No. of Episodes Aired: 2
Currently Streaming on Crunchyroll
Alternate Title Suggestions: Better Than Koihime Musou, Usagi and Dogbert’s Excellent Adventure
Jon from Project Haruhi has been waging a brave internet campaign to get people to realize that Battle Girls: Time Paradox (also known as Sengoku Otome) is actually not bad, so I decided to give it a shot. It’s also being simulcast on Crunchyroll, so it fits with my new “try everything on CR this season” policy (although I made that policy before I realized that CR was apparently trying to license all of Japan one drawing at a time, which is why I’m currently up to my elbows in loli succubi and gender-swapped warlords, but whatever.)
After the first two episodes, I agree with Jon; while not stellar by any means, the anime is certainly better than reading the summary would leave you to believe. While it’s in the Ikkitousen/Koihime Musou class of anime (“watch chicks with big boobs do stuff in a vaguely historically-inspired story”), based on the first two episodes, it seems to have a little more heart than either of those shows- I get the impression the characters are written as characters first, automatons-with-boobs second.

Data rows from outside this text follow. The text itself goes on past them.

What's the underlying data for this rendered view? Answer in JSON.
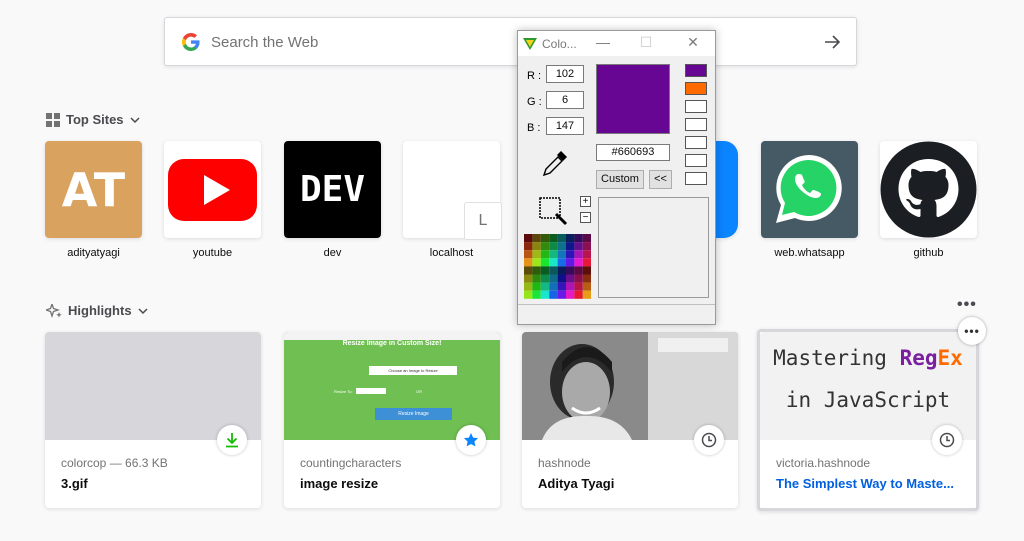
{
  "search": {
    "placeholder": "Search the Web"
  },
  "top_sites": {
    "title": "Top Sites",
    "items": [
      {
        "label": "adityatyagi",
        "tile_text": "AT"
      },
      {
        "label": "youtube"
      },
      {
        "label": "dev",
        "tile_text": "DEV"
      },
      {
        "label": "localhost",
        "tile_text": "L"
      },
      {
        "label": ""
      },
      {
        "label": ""
      },
      {
        "label": "web.whatsapp"
      },
      {
        "label": "github"
      }
    ]
  },
  "highlights": {
    "title": "Highlights",
    "cards": [
      {
        "source": "colorcop — 66.3 KB",
        "title": "3.gif",
        "badge": "download-icon"
      },
      {
        "source": "countingcharacters",
        "title": "image resize",
        "badge": "bookmark-star-icon",
        "thumb_heading": "Resize Image in Custom Size!",
        "thumb_button": "Resize Image",
        "thumb_choose": "Choose an Image to Resize",
        "thumb_label": "Resize To:",
        "thumb_or": "OR"
      },
      {
        "source": "hashnode",
        "title": "Aditya Tyagi",
        "badge": "clock-icon"
      },
      {
        "source": "victoria.hashnode",
        "title": "The Simplest Way to Maste...",
        "badge": "clock-icon",
        "thumb_line1_a": "Mastering ",
        "thumb_line1_b": "Reg",
        "thumb_line1_c": "Ex",
        "thumb_line2": "in JavaScript"
      }
    ]
  },
  "colorcop": {
    "title": "Colo...",
    "r_label": "R :",
    "g_label": "G :",
    "b_label": "B :",
    "r": "102",
    "g": "6",
    "b": "147",
    "hex": "#660693",
    "custom_button": "Custom",
    "back_button": "<<",
    "current_color": "#660693",
    "history_colors": [
      "#660693",
      "#ff6a00",
      "#ffffff",
      "#ffffff",
      "#ffffff",
      "#ffffff",
      "#ffffff"
    ]
  },
  "colors": {
    "accent": "#0060df",
    "background": "#f9f9fa",
    "download_green": "#12bc00"
  }
}
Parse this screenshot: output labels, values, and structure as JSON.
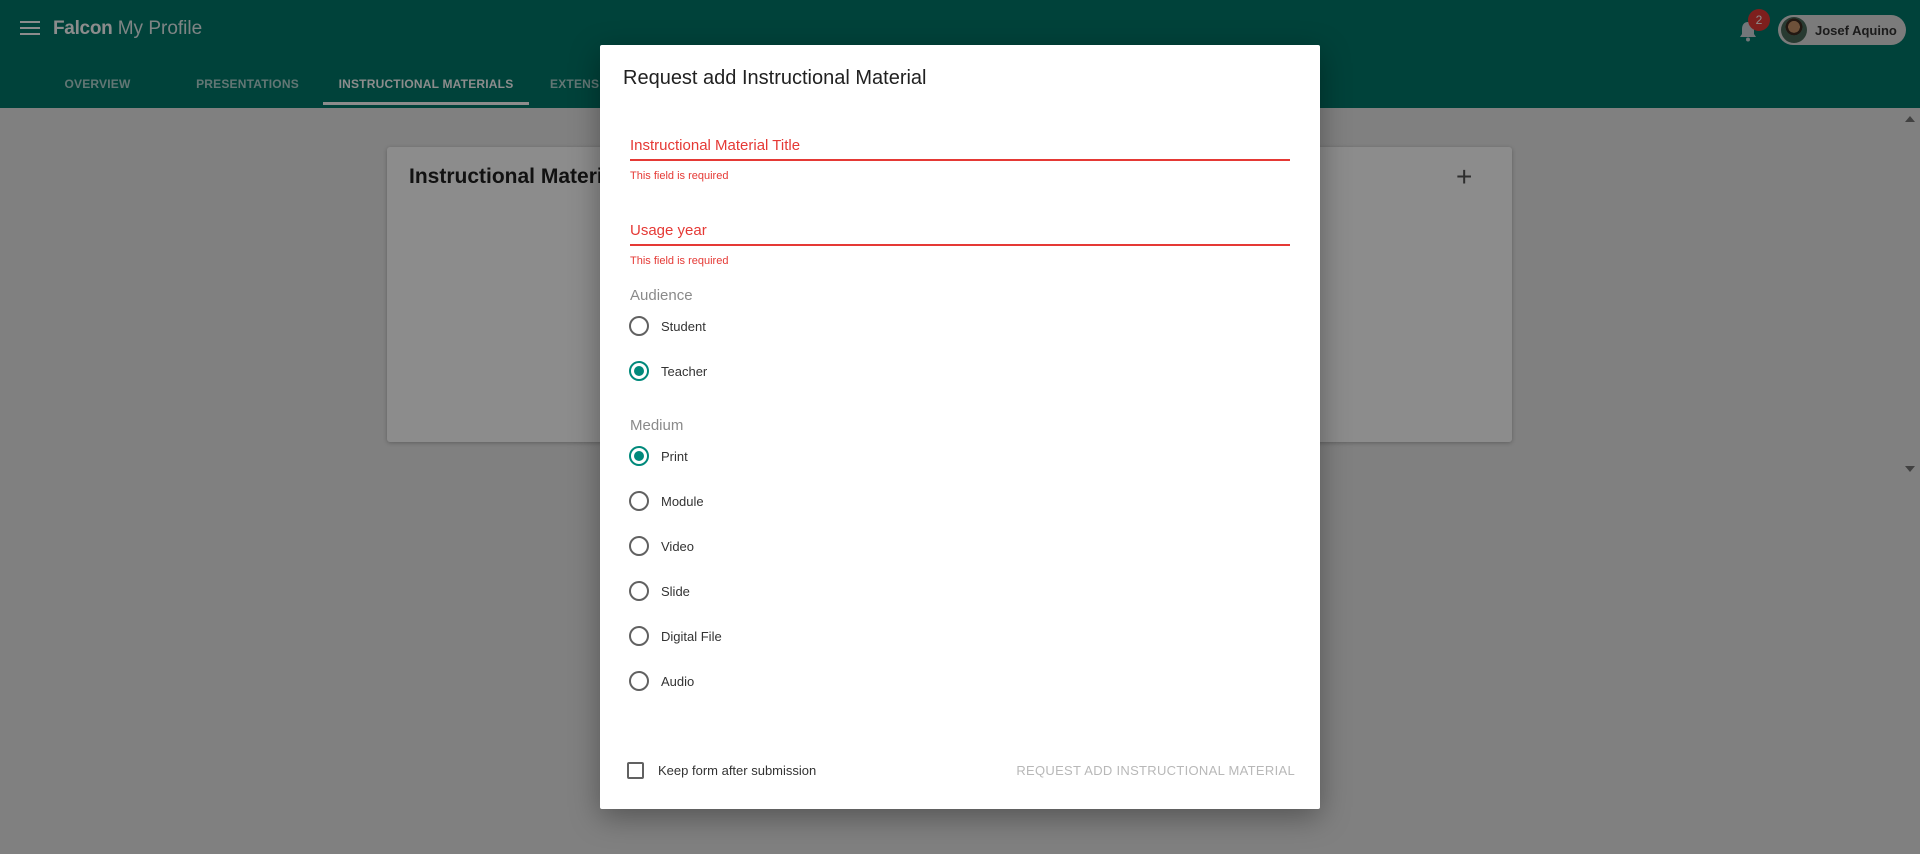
{
  "app": {
    "brand_bold": "Falcon",
    "brand_light": "My Profile",
    "notification_count": "2",
    "user_name": "Josef Aquino"
  },
  "tabs": [
    {
      "label": "OVERVIEW",
      "active": false
    },
    {
      "label": "PRESENTATIONS",
      "active": false
    },
    {
      "label": "INSTRUCTIONAL MATERIALS",
      "active": true
    },
    {
      "label": "EXTENSI",
      "active": false
    }
  ],
  "page": {
    "card_title": "Instructional Materials",
    "add_icon": "+"
  },
  "dialog": {
    "title": "Request add Instructional Material",
    "title_field": {
      "label": "Instructional Material Title",
      "error": "This field is required",
      "value": ""
    },
    "year_field": {
      "label": "Usage year",
      "error": "This field is required",
      "value": ""
    },
    "audience": {
      "label": "Audience",
      "options": [
        "Student",
        "Teacher"
      ],
      "selected": "Teacher"
    },
    "medium": {
      "label": "Medium",
      "options": [
        "Print",
        "Module",
        "Video",
        "Slide",
        "Digital File",
        "Audio"
      ],
      "selected": "Print"
    },
    "keep_form_label": "Keep form after submission",
    "keep_form_checked": false,
    "submit_label": "REQUEST ADD INSTRUCTIONAL MATERIAL"
  },
  "colors": {
    "primary": "#00796b",
    "accent": "#00897b",
    "error": "#e53935",
    "badge": "#e53935"
  }
}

The story concerns plucky protagonist Hideyoshi- who I find myself liking, and wanting to draw, almost despite myself- getting zapped into an alternate universe that’s based on the Sengoku era of Japanese history, only everyone’s a woman. However, instead of this just being one of those inexplicable choices in anime that make no sense (like trains being personified as bishounen in Miracle Train, seriously, what the hell), I get the impression that the all-female parallel world is actually part of the plot of Battle Girls. See? I said “plot”; we’re already head and shoulders above Koihime Musou.
I would also like to note that the new trope in time travel stories is for the protagonist to refuse to believe they’ve traveled in time until they realize they aren’t getting any “bars” on their cell phone. Some might find the fixation on Hideyoshi’s phone irritating, but I thought it was interesting to note how our times are now reflected differently in these sorts of stories; it used to be, plucky protagonists wouldn’t believe that they’d time traveled until they realized that there was no television.
My favorite part of the series so far is Shiro, a talking dog in a helmet who seems to be Hideyoshi’s main foil in the series; they have a surprisingly funny conversation in episode 2 that I won’t spoil. While there’s no question that this show is fanservice-laden (just take a look at Nobunaga’s “armor”), when a lot of the action is dominated by a teenage girl (who actually looks like a rather modestly-proportioned teenage girl) and a cuter version of Dogbert, it certainly doesn’t feel like a fanservice show.
At this point, I’m almost rooting for this show to develop a lot in the plot department so that everyone who dismissed it as a stupid fanservice show can feel stupid, but I don’t know- like any of these shows that trade in fanservice, that veneer of respectability can disappear at any time. I just hope the first two episodes are actually indicative of what the rest of the series plans to deliver, and it doesn’t disappoint me later…I mean, I can handle one obligatory hot springs episode, but let’s keep it to one, okay guys?